Mark followed this conversation up with a post on his blog where he outlines how to create a batch file to launch the Development Web Server on the command-line and point to the deployed SalesLogix Web site. This is a great approach, however, I wanted to point out an alernative as well that is built right into the Application Architect. When you right click on a Portal in the Application Architect, you have a menu option available called “Test Portal”.
That this option does is deploy the portal to a temporary location and then launches the site in the ASP.NET Development Web Server automatically. Both steps in one action. The complete steps that this Test Portal option does are as follows:
Deploys the site to the following location:
where “SlxClient” is the name of the Portal. BTW, this is the same location that the site will get copied to when you use the “Pre-Compile” option in the deployment. The AA will copy the site here, precompile it using the aspnet_compiler.exe in the .NET Framework and then deploy the compiled result to the actual deployment location (unless you have the “In-Place Compile” option checked)
The AA will then launch the .NET Development Web Server pointed to that location on port 8080.
A browser window will then automatically open pointing to the server running on port 8080.
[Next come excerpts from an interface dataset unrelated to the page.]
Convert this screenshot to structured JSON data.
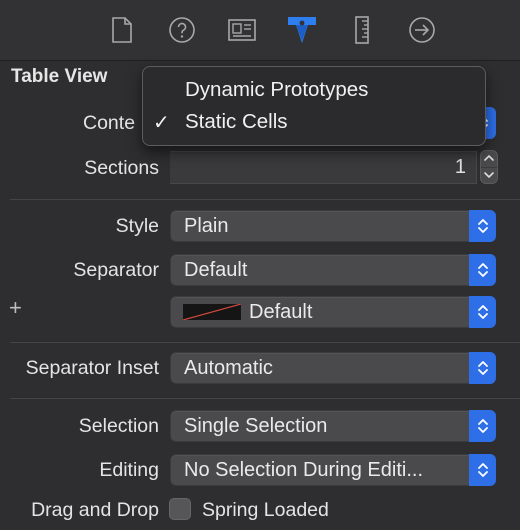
{
  "tabs": [
    {
      "icon": "file-icon"
    },
    {
      "icon": "help-icon"
    },
    {
      "icon": "identity-icon"
    },
    {
      "icon": "attributes-icon",
      "active": true
    },
    {
      "icon": "size-ruler-icon"
    },
    {
      "icon": "connections-arrow-icon"
    }
  ],
  "section": {
    "title": "Table View"
  },
  "content": {
    "label": "Conte",
    "menu": {
      "options": [
        "Dynamic Prototypes",
        "Static Cells"
      ],
      "selected": "Static Cells"
    }
  },
  "sections": {
    "label": "Sections",
    "value": "1"
  },
  "style": {
    "label": "Style",
    "value": "Plain"
  },
  "separator": {
    "label": "Separator",
    "value": "Default"
  },
  "separator_color": {
    "plus": "+",
    "value": "Default",
    "swatch_color": "#151515",
    "slash_color": "#d24a3e"
  },
  "separator_inset": {
    "label": "Separator Inset",
    "value": "Automatic"
  },
  "selection": {
    "label": "Selection",
    "value": "Single Selection"
  },
  "editing": {
    "label": "Editing",
    "value": "No Selection During Editi..."
  },
  "drag_drop": {
    "label": "Drag and Drop",
    "checkbox_label": "Spring Loaded",
    "checked": false
  },
  "colors": {
    "accent": "#2e6ee6",
    "background": "#2e2e30",
    "popup": "#4a4a4d"
  }
}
So, you save the step of deploying, running your batch file, then launching the browser to that location. It does it all in one step, and best of all, right from within the Application Architect. You can also still open Visual Studio and point to the deployment directory (the “actual” deployment directory or to the “TEST” location where the files were copied to from the “Test Portal” option) and run the site from VS as well.
Anyway, I was completely excited to find that this works now. I don’t know if it was a change in SP or Vista, but I don’t really care. I’m just excited to be able to test/develop a local site on Vista, even if it is in a limited capacity. It would be nice to be able to run the site right on IIS7, and that support will eventually come, but for now, this new find was much needed! Goes to show you have to keep trying the stuff that didn’t work before with each new version, because you’ll never know what sneaks it way in! A HUGE thanks for Mark for getting me to try it again.